Video: Fighting Street Harassers With Confetti Guns And Punk Rock
After a violent 36-year civil war in Guatemala between the dictatorship and poor and indigenous rebel groups, an aftermath still exists today in systemic racism. After the Civil War, there have been a growing number of indigenous leaders, including Nobel Peace Prize winner Rigoberta Menchu who is a champion of indigenous rights. In response to the high rates of violence against women, Guatemala has developed specific gender and violence courts.4 These gender and violence courts are unique in the world and try to ensure speedy justice for gender-related crimes. In support of this model, University of Oregon Professor Lynn Stephens focuses part of her research on this specific court system.
Video: Guatemala: Justice for sexual slavery victims
In 2016, a story broke out in Brazil that a 16-year-old girl was raped by 30+ men, and this event fueled multiple protests in Brazil.7 8 Even though the incident was taped there were still many who blamed the 16-year-old survivor for her own assault. Blaming the victim is a theme that comes up often, regardless of location or part of the world. Two years later in 2018, Marielle Franco, an activist and politician, was murdered for standing with women, Black people and LGBTQ+ people in her political campaign.6 This is an example that showcases that even when women try to take leadership their vision is often not taken as a positive change.
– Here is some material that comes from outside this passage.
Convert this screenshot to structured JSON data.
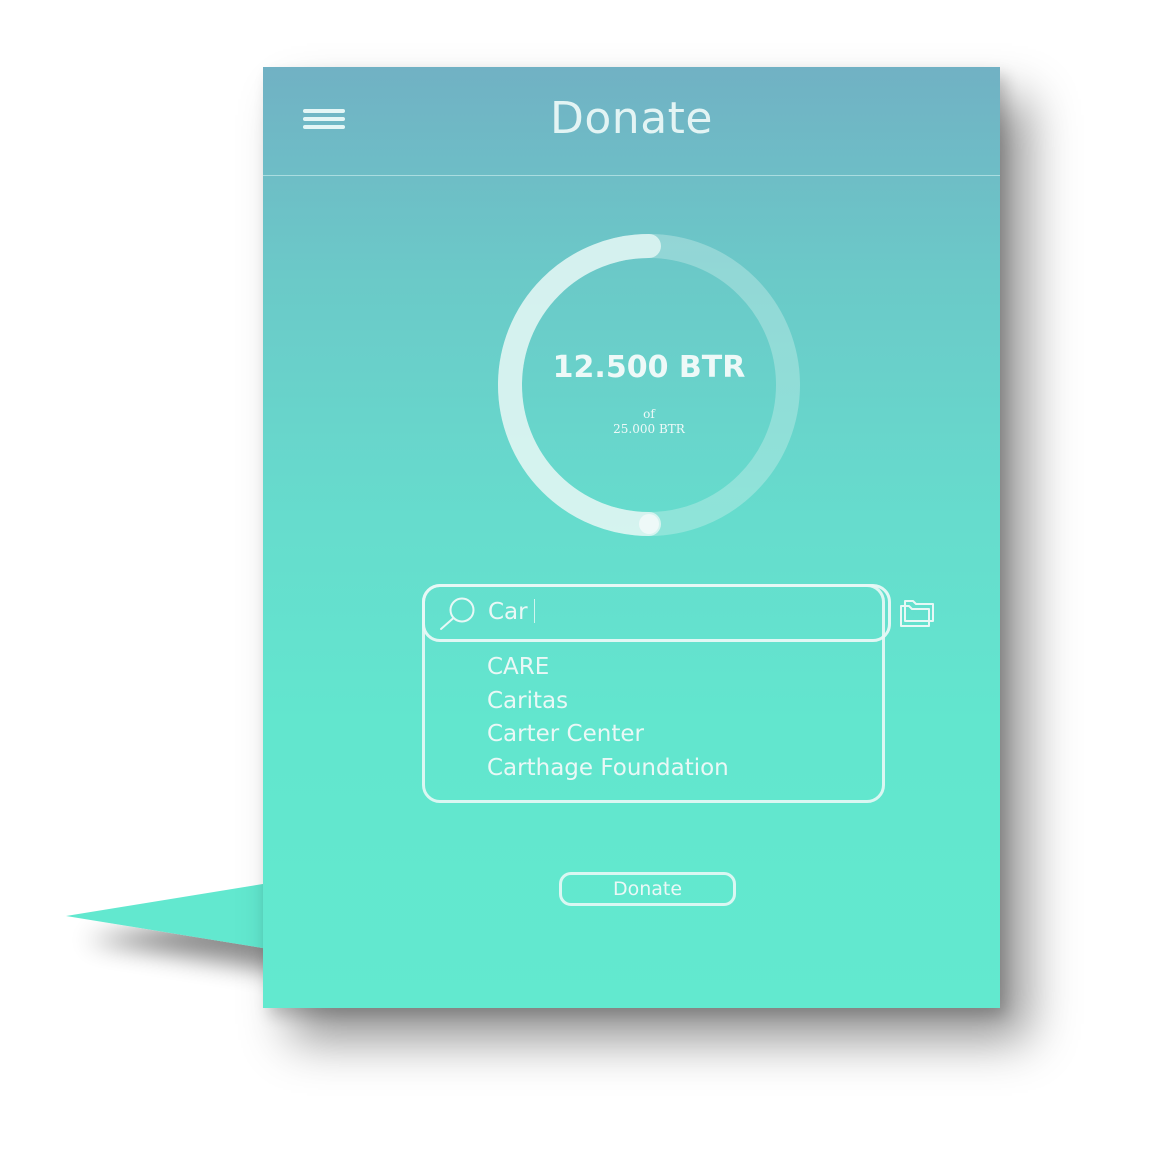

Video: Protesting Violence Against Women in Brazil
Systemic issues in law often blame women for the violence committed against them. This can be seen in many countries, including the US. In a report done in Turkey by the UN, narrations of imprisoned men speak of why they commit acts of violence against women. Their answers have the tendency to justify themselves by blaming the women. In this research the expression, ‘I didn’t kill her, it was an accident’ was stated by men who had murdered their wives.9 This research highlights the theme that accountability is not taken by perpetrators of violence against women.
Video: A Turkish Student’s Murder Changes How Violence Against Women Is Viewed
Violence against women is unfortunately a worldwide issue that affects us here in the United States, even in Southeast Portland, in many of the same ways it does around the world. Living in the United States, we hold a lot of privilege, but we are not immune to gender injustice and violence. This article is meant to bring attention to issues that need to be addressed daily and not just on International Women’s Day. To contribute to solutions, do your part as a community member, which includes a major culture shift of how we talk about women, femmes and gender non-conforming (GNC) people. If you’re a female-identified person empower other female-identified and GNC people in your life– especially our youth. If you are a male-identified person take time to educate other male-identified people in your life and tell them that misogyny will not be tolerated. Show them that being an intersectional feminist benefits us all.
Our society has become accustomed to violence, which can make us numb to these very real accounts. There cannot be cultural changes unless we do the difficult work of healing and educating one another. I ask for you to think about the question “How am I, regardless of my gender identity, contributing to misogyny and what am I going to do about it today?”
Healing takes a lot of work and it is hard work that takes time. Along the path of change, we all make mistakes, and it’s up to each one of us to hold each other accountable. Let’s take steps together towards advancing human rights for everyone!
If after reading this article, you feel inspired to help women experiencing violence around the world, consider donating to Global Women’s Fund to honor women on International Women’s Day!
References for further education: